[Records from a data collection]

________________

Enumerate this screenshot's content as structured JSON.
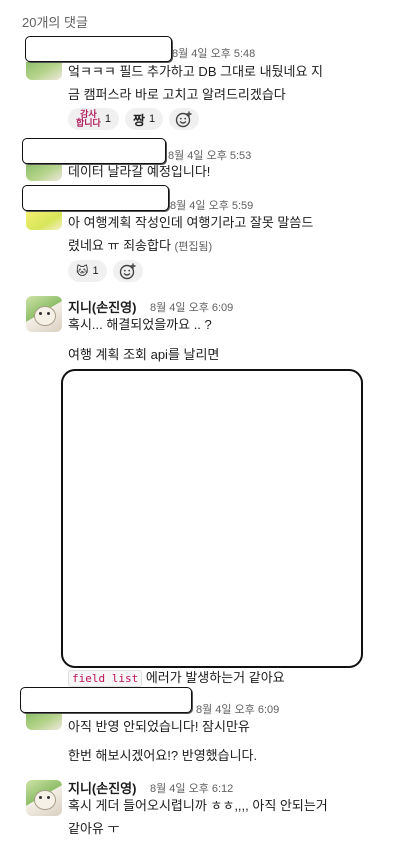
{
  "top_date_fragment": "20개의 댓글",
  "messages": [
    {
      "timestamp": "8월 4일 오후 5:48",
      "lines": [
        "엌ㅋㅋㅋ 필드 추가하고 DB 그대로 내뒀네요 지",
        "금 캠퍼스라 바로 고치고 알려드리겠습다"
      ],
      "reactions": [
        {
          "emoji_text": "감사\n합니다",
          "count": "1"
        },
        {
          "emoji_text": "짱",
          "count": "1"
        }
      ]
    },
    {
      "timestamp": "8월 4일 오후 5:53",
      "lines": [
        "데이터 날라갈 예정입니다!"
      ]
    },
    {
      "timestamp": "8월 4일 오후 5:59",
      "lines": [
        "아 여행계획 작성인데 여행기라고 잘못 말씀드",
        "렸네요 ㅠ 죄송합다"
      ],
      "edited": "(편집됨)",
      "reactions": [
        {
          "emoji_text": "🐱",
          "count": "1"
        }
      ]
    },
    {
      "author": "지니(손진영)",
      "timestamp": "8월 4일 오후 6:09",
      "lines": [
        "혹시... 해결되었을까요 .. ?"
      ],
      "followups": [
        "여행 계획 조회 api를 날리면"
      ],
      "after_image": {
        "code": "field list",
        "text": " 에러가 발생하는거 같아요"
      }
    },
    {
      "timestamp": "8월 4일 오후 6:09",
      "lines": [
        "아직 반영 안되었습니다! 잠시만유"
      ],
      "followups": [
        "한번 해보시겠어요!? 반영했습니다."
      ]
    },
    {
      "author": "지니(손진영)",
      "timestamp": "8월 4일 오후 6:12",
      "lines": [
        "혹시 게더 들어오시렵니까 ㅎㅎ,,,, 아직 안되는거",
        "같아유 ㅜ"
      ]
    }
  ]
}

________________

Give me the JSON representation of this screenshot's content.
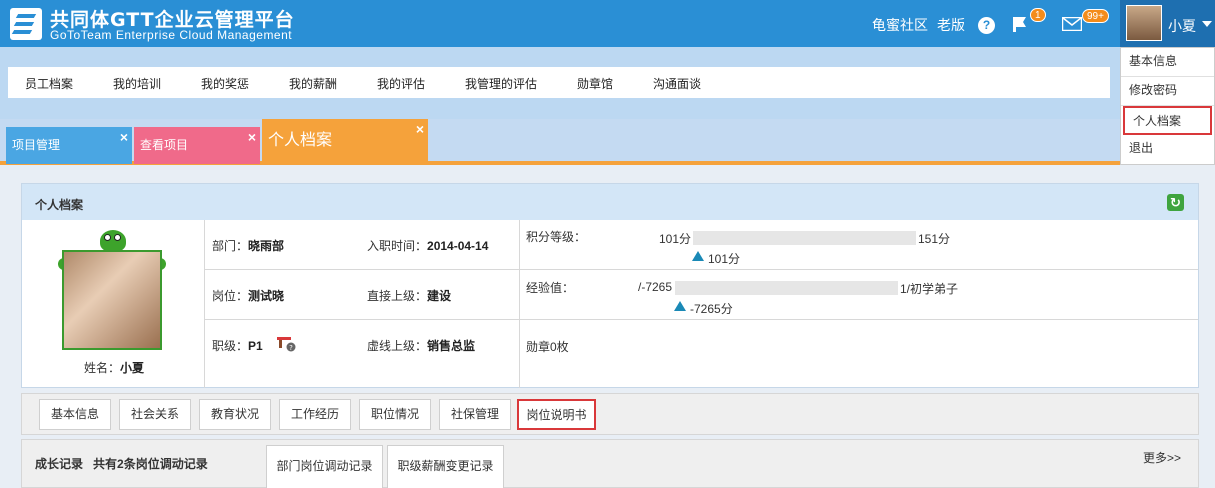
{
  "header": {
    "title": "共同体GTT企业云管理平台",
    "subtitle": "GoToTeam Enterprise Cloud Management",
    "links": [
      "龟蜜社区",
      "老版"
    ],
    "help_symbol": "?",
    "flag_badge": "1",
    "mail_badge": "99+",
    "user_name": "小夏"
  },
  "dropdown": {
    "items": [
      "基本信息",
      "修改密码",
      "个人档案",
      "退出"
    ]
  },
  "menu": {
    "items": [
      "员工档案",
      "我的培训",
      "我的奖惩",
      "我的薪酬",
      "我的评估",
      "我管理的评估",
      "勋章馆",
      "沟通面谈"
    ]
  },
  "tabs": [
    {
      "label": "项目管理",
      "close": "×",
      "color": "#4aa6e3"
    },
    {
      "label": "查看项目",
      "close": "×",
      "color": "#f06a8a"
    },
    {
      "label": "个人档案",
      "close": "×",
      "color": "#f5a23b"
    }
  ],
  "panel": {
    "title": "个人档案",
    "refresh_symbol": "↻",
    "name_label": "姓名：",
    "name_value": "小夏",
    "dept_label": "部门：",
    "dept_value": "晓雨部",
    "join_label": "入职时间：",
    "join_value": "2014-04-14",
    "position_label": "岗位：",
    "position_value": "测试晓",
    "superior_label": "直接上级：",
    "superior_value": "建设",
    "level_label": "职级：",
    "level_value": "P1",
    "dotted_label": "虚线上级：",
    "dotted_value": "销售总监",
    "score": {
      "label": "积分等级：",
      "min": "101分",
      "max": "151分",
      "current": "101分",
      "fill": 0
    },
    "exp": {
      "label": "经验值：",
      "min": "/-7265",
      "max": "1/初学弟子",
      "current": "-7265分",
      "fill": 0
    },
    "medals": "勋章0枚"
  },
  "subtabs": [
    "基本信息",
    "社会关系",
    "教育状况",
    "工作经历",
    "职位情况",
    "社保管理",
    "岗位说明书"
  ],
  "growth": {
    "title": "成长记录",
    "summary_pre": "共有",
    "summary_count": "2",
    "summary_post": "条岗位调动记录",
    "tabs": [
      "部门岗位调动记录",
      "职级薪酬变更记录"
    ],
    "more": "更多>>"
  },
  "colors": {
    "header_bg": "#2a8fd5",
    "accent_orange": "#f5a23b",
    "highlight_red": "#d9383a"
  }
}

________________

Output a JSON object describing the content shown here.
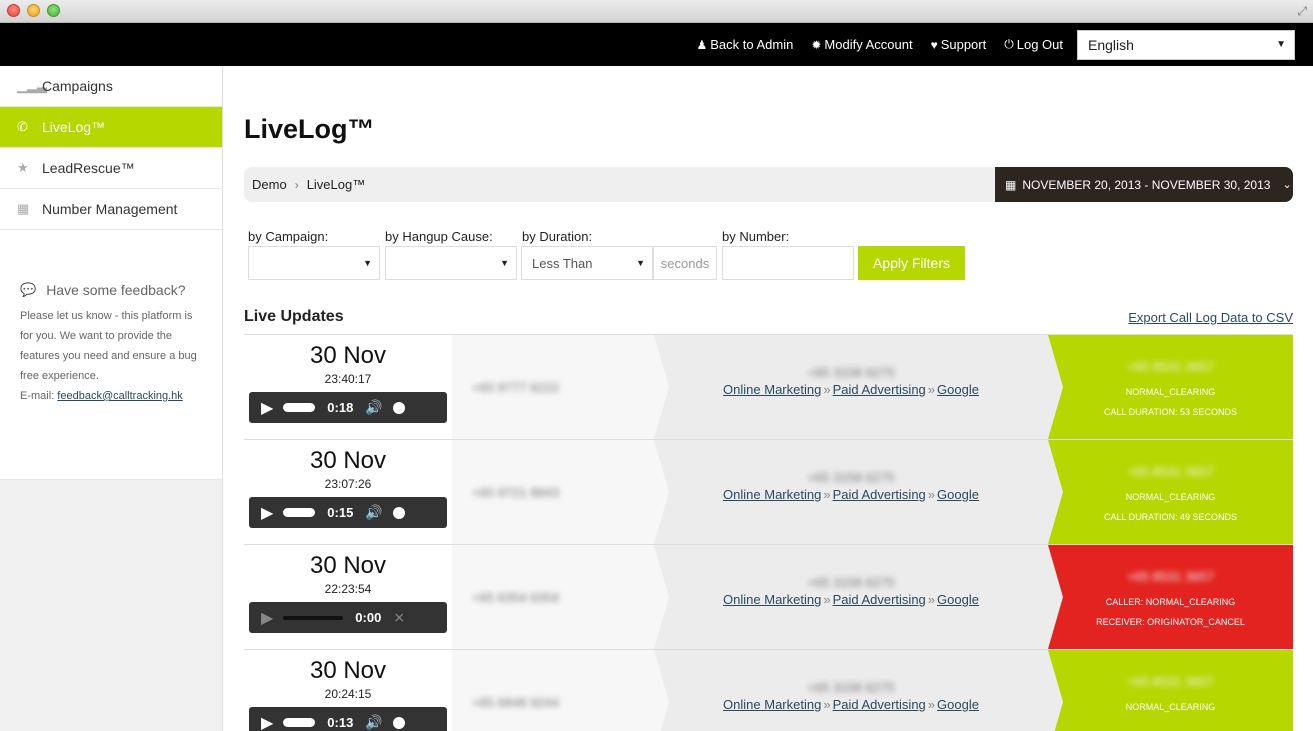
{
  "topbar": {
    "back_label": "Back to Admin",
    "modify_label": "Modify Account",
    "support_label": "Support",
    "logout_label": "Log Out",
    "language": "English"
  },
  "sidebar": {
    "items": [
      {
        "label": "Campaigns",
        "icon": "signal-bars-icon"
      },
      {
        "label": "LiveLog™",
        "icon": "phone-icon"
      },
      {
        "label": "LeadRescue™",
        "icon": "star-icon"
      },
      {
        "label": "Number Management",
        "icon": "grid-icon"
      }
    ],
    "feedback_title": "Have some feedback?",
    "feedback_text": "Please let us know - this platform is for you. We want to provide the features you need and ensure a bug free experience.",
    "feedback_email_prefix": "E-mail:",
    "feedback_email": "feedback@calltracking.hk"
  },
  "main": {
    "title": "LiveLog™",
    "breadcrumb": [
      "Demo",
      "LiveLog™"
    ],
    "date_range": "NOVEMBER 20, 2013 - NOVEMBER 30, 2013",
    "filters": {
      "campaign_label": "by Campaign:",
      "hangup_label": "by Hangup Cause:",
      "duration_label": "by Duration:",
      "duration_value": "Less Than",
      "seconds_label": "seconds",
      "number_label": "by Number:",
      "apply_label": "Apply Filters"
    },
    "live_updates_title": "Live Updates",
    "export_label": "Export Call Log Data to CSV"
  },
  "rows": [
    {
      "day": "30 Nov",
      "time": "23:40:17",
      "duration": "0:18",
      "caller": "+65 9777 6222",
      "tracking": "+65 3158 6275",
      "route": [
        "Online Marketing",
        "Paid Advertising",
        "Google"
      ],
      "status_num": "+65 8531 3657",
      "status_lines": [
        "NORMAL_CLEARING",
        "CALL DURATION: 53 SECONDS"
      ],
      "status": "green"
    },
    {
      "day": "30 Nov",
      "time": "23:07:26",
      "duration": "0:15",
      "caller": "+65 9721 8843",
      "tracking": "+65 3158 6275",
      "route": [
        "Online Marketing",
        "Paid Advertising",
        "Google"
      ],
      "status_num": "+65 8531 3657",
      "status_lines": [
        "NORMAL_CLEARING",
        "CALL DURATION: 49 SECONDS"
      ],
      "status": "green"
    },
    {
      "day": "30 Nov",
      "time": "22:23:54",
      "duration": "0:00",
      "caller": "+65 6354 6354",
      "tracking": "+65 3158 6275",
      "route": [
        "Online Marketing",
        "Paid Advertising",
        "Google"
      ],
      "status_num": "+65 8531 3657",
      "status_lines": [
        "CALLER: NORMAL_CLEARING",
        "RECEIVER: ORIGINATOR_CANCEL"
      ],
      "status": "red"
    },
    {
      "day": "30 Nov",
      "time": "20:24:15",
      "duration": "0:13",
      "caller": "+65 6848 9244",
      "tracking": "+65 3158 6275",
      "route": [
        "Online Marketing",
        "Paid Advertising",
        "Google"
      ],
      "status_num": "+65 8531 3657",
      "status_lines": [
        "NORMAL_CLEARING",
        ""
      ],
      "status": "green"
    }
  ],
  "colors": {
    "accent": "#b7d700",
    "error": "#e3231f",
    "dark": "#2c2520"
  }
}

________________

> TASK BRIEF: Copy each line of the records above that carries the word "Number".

> ANSWER TO THE PROBLEM:
        "label": "Number Management",
      "number_label": "by Number:",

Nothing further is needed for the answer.